“This has contributed, over the past two years, to a 7 percent decrease in DOC’s inmate population, and a 13 percent decrease in the county jail population,” Patrick said. “That decrease will save almost $8 million in the coming fiscal year and eliminate the future need for 10,000 new prison bed-spaces, at a cost of $2 billion to build and billions of dollars to operate.”
The governor also touted the state’s 2010 CORI reform legislation, which he says has made it easier for ex-convicts to obtain jobs, housing and volunteer opportunities that in the past were closed to offenders.
And Patrick said his administration’s Safe and Successful Youth Initiative, an anti-violence program aimed at young men, ages 14 to 24, has led to reductions in gun violence in targeted cities. The program, which requires law enforcement agencies and social service and support programs to work cooperatively, has led to a 25 percent drop in homicides in that population.
In another program that Patrick says will reduce recidivism, the sheriffs in Berkshire, Essex, Hampden, Hampshire and Suffolk counties are accepting Department of Corrections inmates, who would normally serve their full sentences in a state prison, to serve the remaining months of their sentences in the county jails closest to their homes.

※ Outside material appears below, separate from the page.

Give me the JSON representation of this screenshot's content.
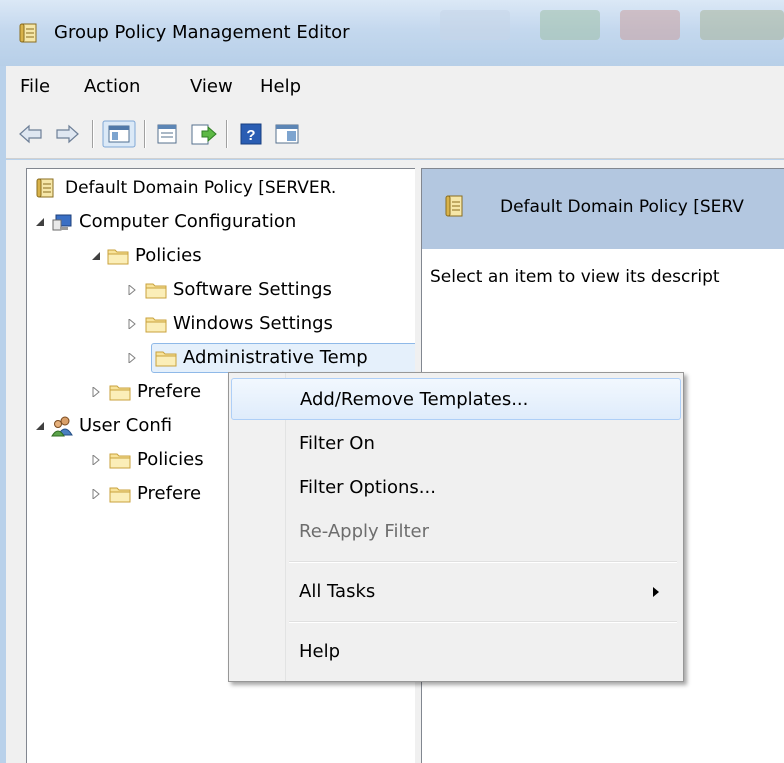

“That’s significant because the inmates can benefit from community-based programs, re-engage with supportive family members, and establish trusting relationships with service providers in the neighborhoods they will soon re-join,” Patrick said. “This partnership will better prepare ex-offenders for productive life in the community after completing their sentences.”
Essex County Sheriff Frank Cousins says the governor’s programs are in keeping with his administration’s focus on rehabilitation in the Essex County correctional facilities, including providing drug and alcohol programs, educational programs and allowing DOC inmates to serve in county jails prior to release.

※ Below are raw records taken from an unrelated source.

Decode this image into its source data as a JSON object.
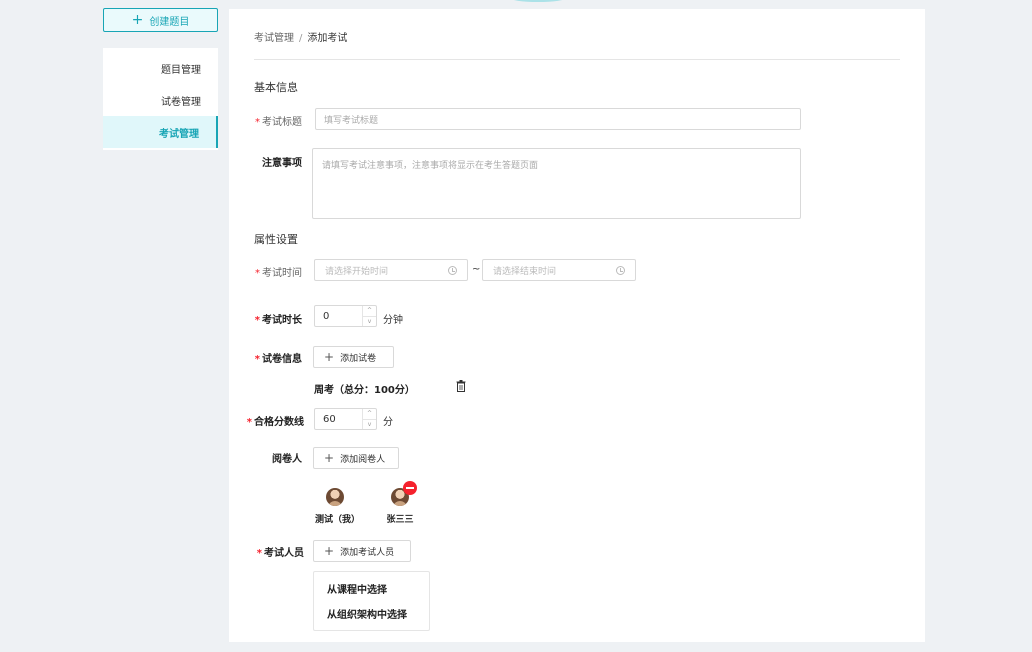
{
  "create_button": {
    "icon": "plus-icon",
    "label": "创建题目"
  },
  "sidebar": {
    "items": [
      {
        "label": "题目管理",
        "active": false
      },
      {
        "label": "试卷管理",
        "active": false
      },
      {
        "label": "考试管理",
        "active": true
      }
    ]
  },
  "breadcrumb": {
    "parent": "考试管理",
    "separator": "/",
    "current": "添加考试"
  },
  "basic_info": {
    "title": "基本信息",
    "exam_title": {
      "required_mark": "*",
      "label": "考试标题",
      "placeholder": "填写考试标题"
    },
    "notes": {
      "label": "注意事项",
      "placeholder": "请填写考试注意事项，注意事项将显示在考生答题页面"
    }
  },
  "attributes": {
    "title": "属性设置",
    "exam_time": {
      "required_mark": "*",
      "label": "考试时间",
      "start_placeholder": "请选择开始时间",
      "end_placeholder": "请选择结束时间",
      "range_separator": "~",
      "icon": "clock-icon"
    },
    "duration": {
      "required_mark": "*",
      "label": "考试时长",
      "value": "0",
      "unit": "分钟",
      "up": "^",
      "down": "v"
    },
    "paper": {
      "required_mark": "*",
      "label": "试卷信息",
      "add_label": "添加试卷",
      "paper_name": "周考（总分：100分）",
      "delete_icon": "trash-icon"
    },
    "pass_score": {
      "required_mark": "*",
      "label": "合格分数线",
      "value": "60",
      "unit": "分",
      "up": "^",
      "down": "v"
    },
    "graders": {
      "label": "阅卷人",
      "add_label": "添加阅卷人",
      "people": [
        {
          "name": "测试（我）",
          "removable": false
        },
        {
          "name": "张三三",
          "removable": true
        }
      ]
    },
    "examinees": {
      "required_mark": "*",
      "label": "考试人员",
      "add_label": "添加考试人员",
      "options": [
        "从课程中选择",
        "从组织架构中选择"
      ]
    }
  },
  "colors": {
    "accent": "#18a5b5",
    "required": "#f5222d",
    "background": "#eef1f4"
  }
}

“We started with many of these programs in the ‘90s,” he said. “We’re seeing results.”
In addition to promoting rehabilitation-oriented programs, Patrick pledged that his administration would end some of the more punitive practices in the Massachusetts corrections systems, including the practice of handcuffing female prisoners who are in labor and the full-body restraint of mentally ill inmates.
“Unless it can be said with certainty that the inmate poses a serious and immediate physical danger to himself or his fellow inmates, he should not be tied down, limb-by-limb, in a 21st century correctional institution,” Patrick said. “Most of our inmates — even the most difficult ones — will return to the streets of our Commonwealth. Our treatment of them must always keep that fact in mind, and preserve to the extent possible their own grip on their humanity.”
The reform-oriented policies being pursued by the Patrick administration and sheriffs like Cousins are in keeping with public opinion, which, according to a MassInc. poll, has been trending away from punitive policies.
In the MassINC poll, 43 percent of respondents said they thought prevention should be the highest priority of law enforcement in Massachusetts and 21 percent selected rehabilitation. Only 15 percent said punishment should be the highest priority while 19 percent chose enforcement.
The poll found that overall, 85 percent of respondents support a reform agenda with a focus on rehabilitation and reduced sentences for non-violent offenders. Just 11 percent of respondents chose mandatory minimum sentences as a preferred sentencing mechanism.
In his speech, Patrick urged Massachusetts policy makers to abandon punitive anti-crime approaches and embrace reform.
“As we charge offenders to break their destructive cycles, we as policymakers can help by breaking a few of our own,” he said. “And if the result is a much safer public and much lower cost, we are duty-bound to try. The only thing left is to toss out the tired old slogans in favor of evidence, experience and wisdom.”